Website and app data records:

● ● ● ●

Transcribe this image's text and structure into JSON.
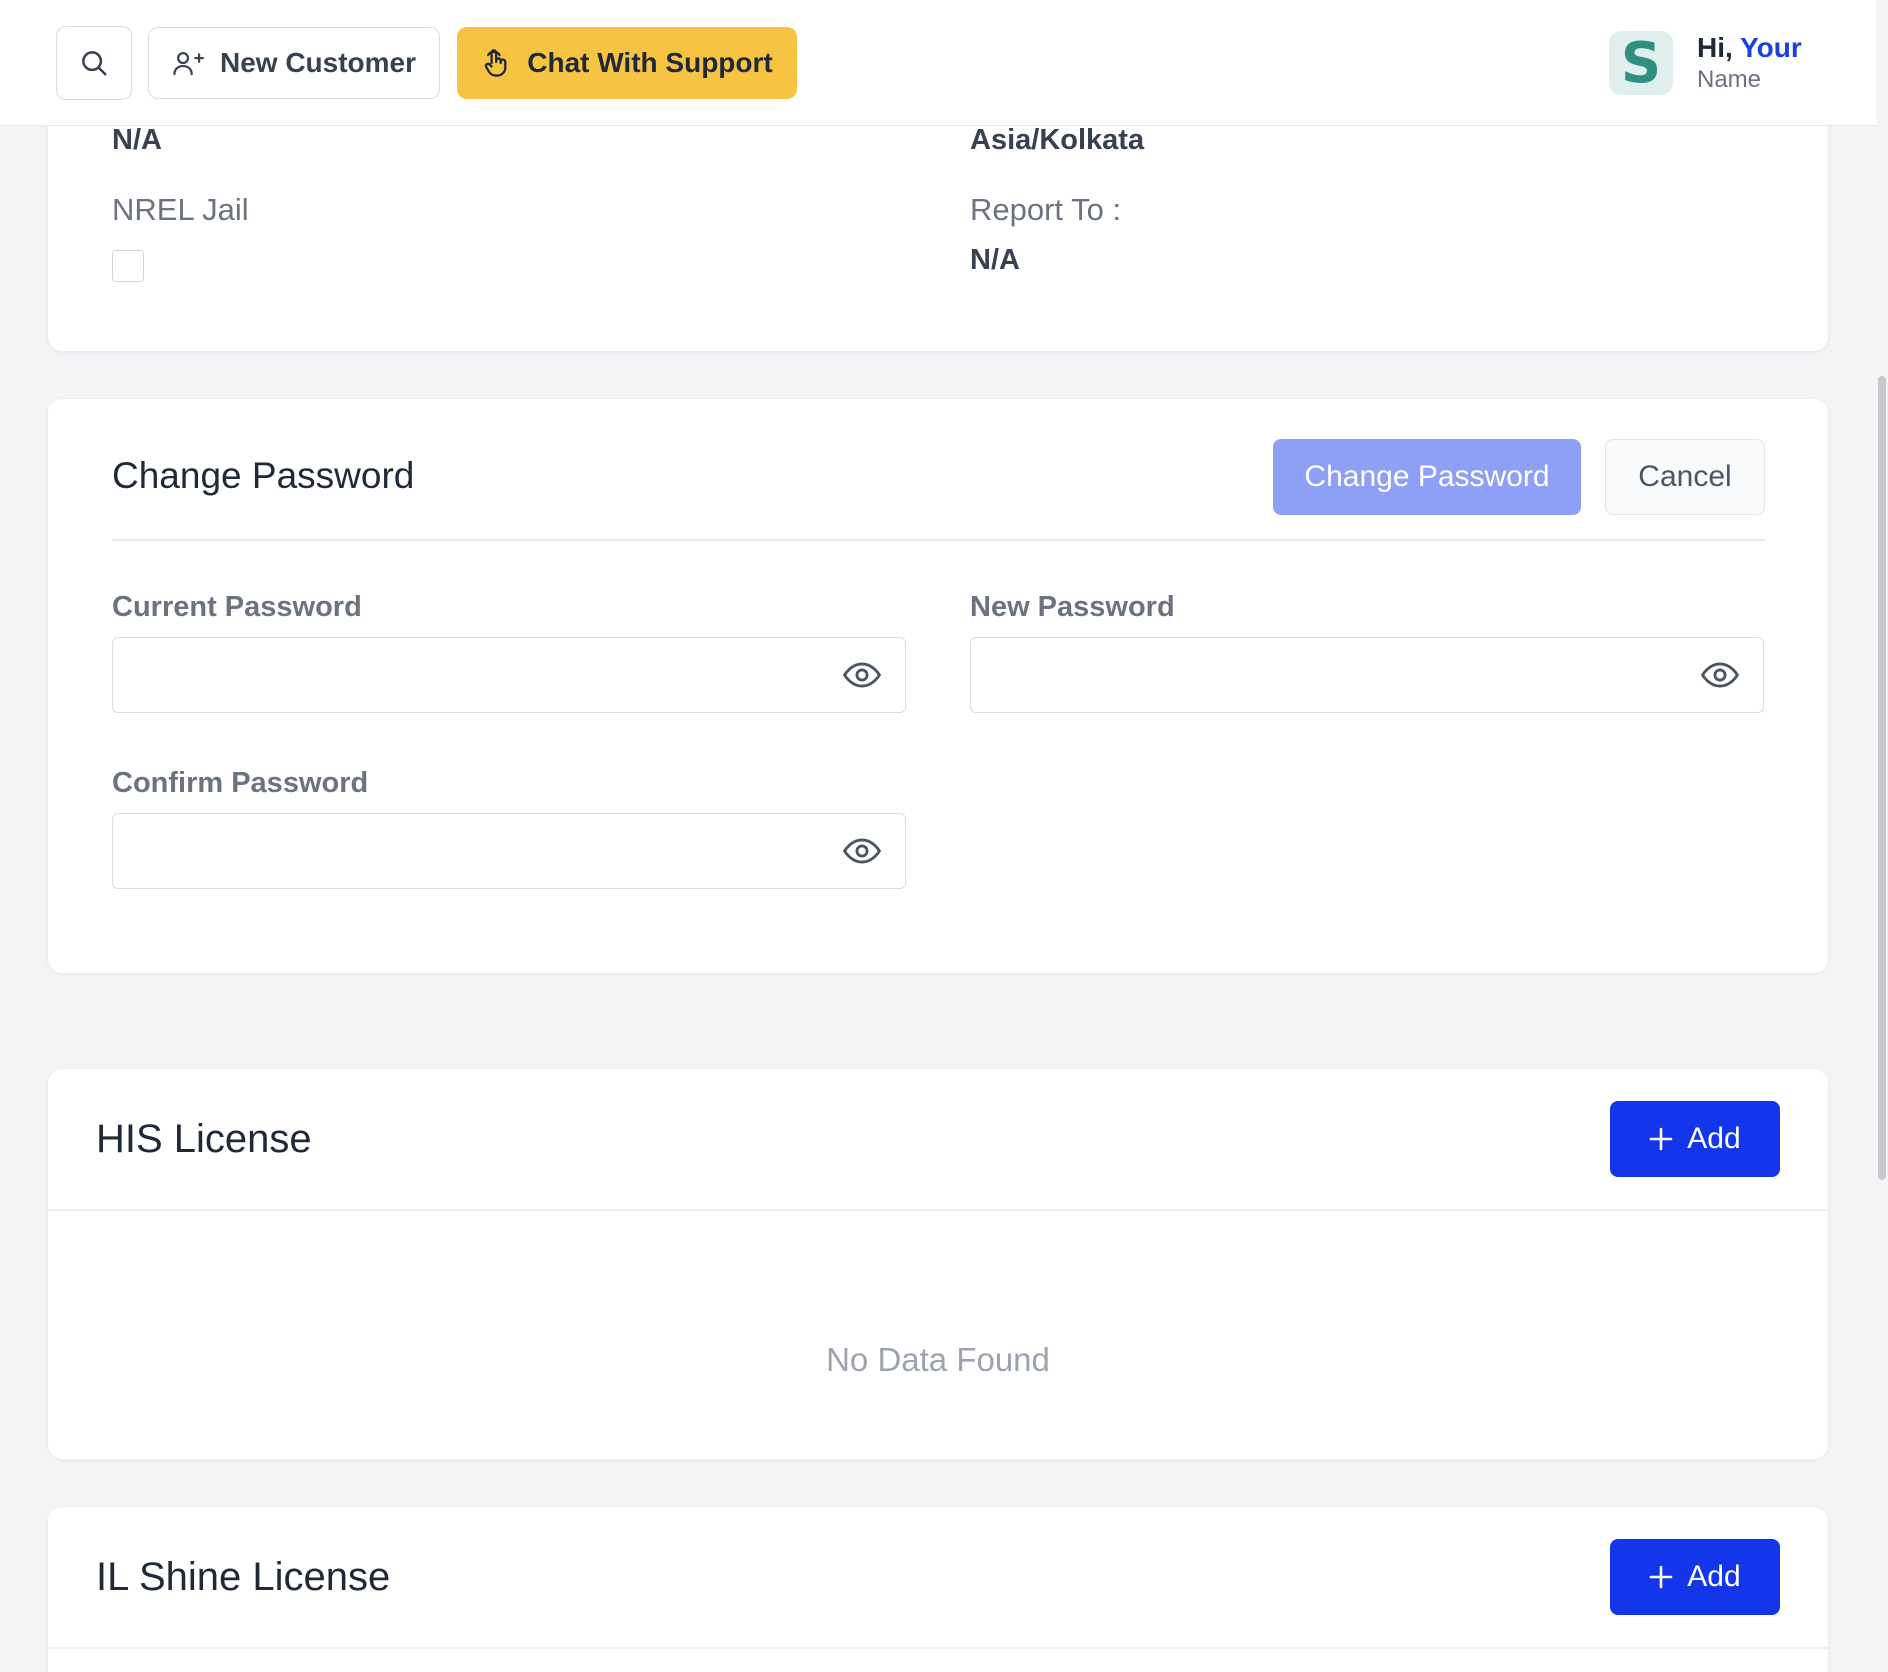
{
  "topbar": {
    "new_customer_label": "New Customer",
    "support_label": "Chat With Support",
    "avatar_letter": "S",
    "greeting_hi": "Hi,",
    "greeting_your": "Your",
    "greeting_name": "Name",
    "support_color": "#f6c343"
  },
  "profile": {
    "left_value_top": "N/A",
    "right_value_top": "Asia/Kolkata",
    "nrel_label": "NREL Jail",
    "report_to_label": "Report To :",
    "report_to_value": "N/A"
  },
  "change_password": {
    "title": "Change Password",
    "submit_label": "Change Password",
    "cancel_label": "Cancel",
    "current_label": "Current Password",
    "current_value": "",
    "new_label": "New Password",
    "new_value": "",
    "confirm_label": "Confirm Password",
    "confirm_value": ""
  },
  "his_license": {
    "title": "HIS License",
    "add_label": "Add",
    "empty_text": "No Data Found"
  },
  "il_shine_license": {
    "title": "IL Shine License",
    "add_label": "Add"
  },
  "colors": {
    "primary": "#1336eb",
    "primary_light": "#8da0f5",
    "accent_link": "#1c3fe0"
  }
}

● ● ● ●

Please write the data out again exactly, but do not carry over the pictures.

Task answer:
Transcribe this image's text and structure into JSON.
{
  "topbar": {
    "new_customer_label": "New Customer",
    "support_label": "Chat With Support",
    "avatar_letter": "S",
    "greeting_hi": "Hi,",
    "greeting_your": "Your",
    "greeting_name": "Name",
    "support_color": "#f6c343"
  },
  "profile": {
    "left_value_top": "N/A",
    "right_value_top": "Asia/Kolkata",
    "nrel_label": "NREL Jail",
    "report_to_label": "Report To :",
    "report_to_value": "N/A"
  },
  "change_password": {
    "title": "Change Password",
    "submit_label": "Change Password",
    "cancel_label": "Cancel",
    "current_label": "Current Password",
    "current_value": "",
    "new_label": "New Password",
    "new_value": "",
    "confirm_label": "Confirm Password",
    "confirm_value": ""
  },
  "his_license": {
    "title": "HIS License",
    "add_label": "Add",
    "empty_text": "No Data Found"
  },
  "il_shine_license": {
    "title": "IL Shine License",
    "add_label": "Add"
  },
  "colors": {
    "primary": "#1336eb",
    "primary_light": "#8da0f5",
    "accent_link": "#1c3fe0"
  }
}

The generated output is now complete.